Fish Talk in the News – Friday, December 13
Offshore wind is expanding in New England. Image of Block Island Wind Farm via NOAA Sea Grant.
- Elizabeth Warren released a Blue New Deal this week that “seeks to address how climate change is affecting oceans and other waters, while ensuring a vibrant marine economy,” reports the Boston Globe. In the Blue New Deal, Warren calls for building climate-ready fisheries, expanding community-based seafood markets, expanding offshore renewable energy, expanding marine protected areas, and more. Priscilla Brooks, director of ocean conservation at Conservation Law Foundation told the Boston Globe, “With the ocean getting hotter and more acidic and wildlife facing extinction, the ocean must be a top issue this election season. It’s time for bold action to confront the crisis facing our oceans.”
- Atlantic halibut is the research focus of a three-part study as the Northeast Fisheries Science Center works with local fishermen to understand the fish’s life history, stock structure, and movement patterns. Capecod.com reports, “The study looks to discover when and where the fish spawn, if there is one overall population in the New England region as opposed to several populations, and where they mature.” The work is ongoing.
- The New England Fishery Management Council recommended new specifications for the scallop fishery in fishing year 2020 that are expected to result in about 52 million pounds of landings, valued at about $487 million. This estimate is lower than what was originally projected but, as the Council states, “will remain well above the historical average.” NOAA Fisheries must still approve the Council’s recommendation. The new scallop fishing year starts April 1, 2020.
- Federal fishery managers are limiting the herring catch in the inshore Gulf of Maine to 2,000 pounds per trip until December 31 because 92% of the catch limit has been harvested. Herring fishing in the inshore Gulf of Maine will also be prohibited from January 1 to May 31, 2020.

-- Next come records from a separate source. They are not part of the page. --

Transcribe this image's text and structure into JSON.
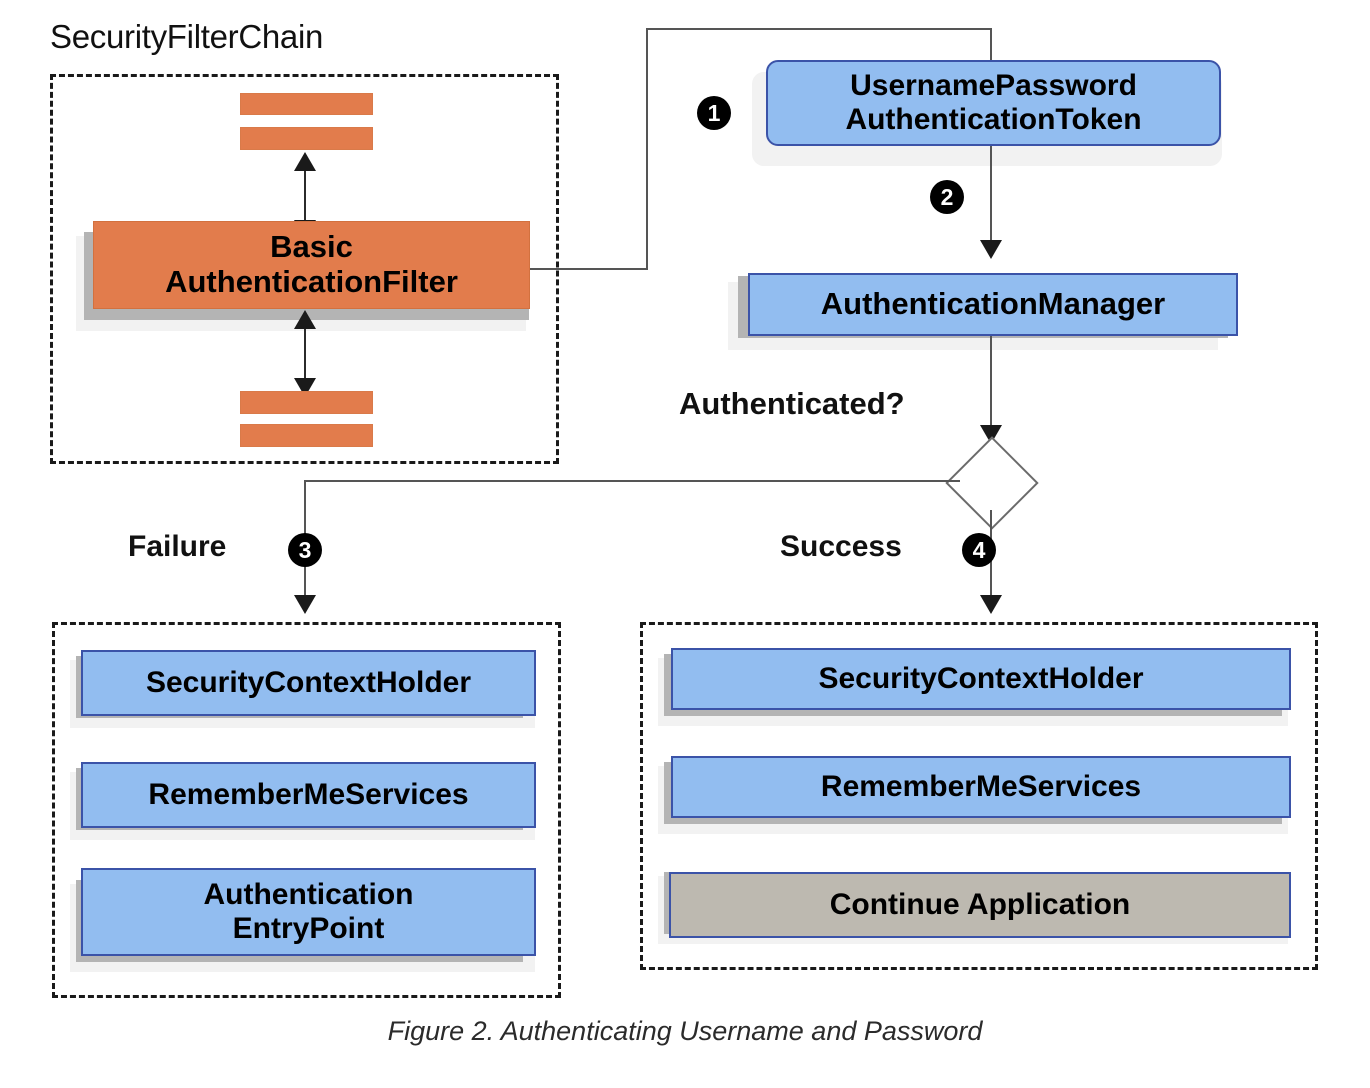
{
  "figure": {
    "caption": "Figure 2. Authenticating Username and Password"
  },
  "filter_chain": {
    "title": "SecurityFilterChain",
    "main_filter_line1": "Basic",
    "main_filter_line2": "AuthenticationFilter",
    "placeholder_filters": [
      "",
      "",
      "",
      ""
    ],
    "colors": {
      "node_fill": "#E27C4C",
      "node_border": "#d2713f"
    }
  },
  "flow": {
    "token": {
      "line1": "UsernamePassword",
      "line2": "AuthenticationToken"
    },
    "manager": {
      "label": "AuthenticationManager"
    },
    "decision": {
      "label": "Authenticated?"
    },
    "branches": {
      "failure_label": "Failure",
      "success_label": "Success"
    },
    "steps": {
      "one": "1",
      "two": "2",
      "three": "3",
      "four": "4"
    }
  },
  "failure_group": {
    "items": [
      {
        "label": "SecurityContextHolder",
        "kind": "blue",
        "lines": 1
      },
      {
        "label": "RememberMeServices",
        "kind": "blue",
        "lines": 1
      },
      {
        "label_line1": "Authentication",
        "label_line2": "EntryPoint",
        "kind": "blue",
        "lines": 2
      }
    ]
  },
  "success_group": {
    "items": [
      {
        "label": "SecurityContextHolder",
        "kind": "blue"
      },
      {
        "label": "RememberMeServices",
        "kind": "blue"
      },
      {
        "label": "Continue Application",
        "kind": "gray"
      }
    ]
  },
  "colors": {
    "blue_fill": "#92BDF0",
    "blue_border": "#3b53a8",
    "gray_fill": "#BDB9B0",
    "orange_fill": "#E27C4C",
    "line": "#2b2b2b"
  }
}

- NOAA Fisheries completed its 2019 Northeast fall ecosystem survey, sampling 117 sites along the East Coast. Only about 75 percent of the survey objectives could be accomplished because of bad weather conditions. Capecod.com reports, “Data collected during the cruise helps researchers understand and predict seasonal and yearly changes in the Northwest Atlantic Ocean ecosystem and its fisheries.” Read more about the data and samples collected here.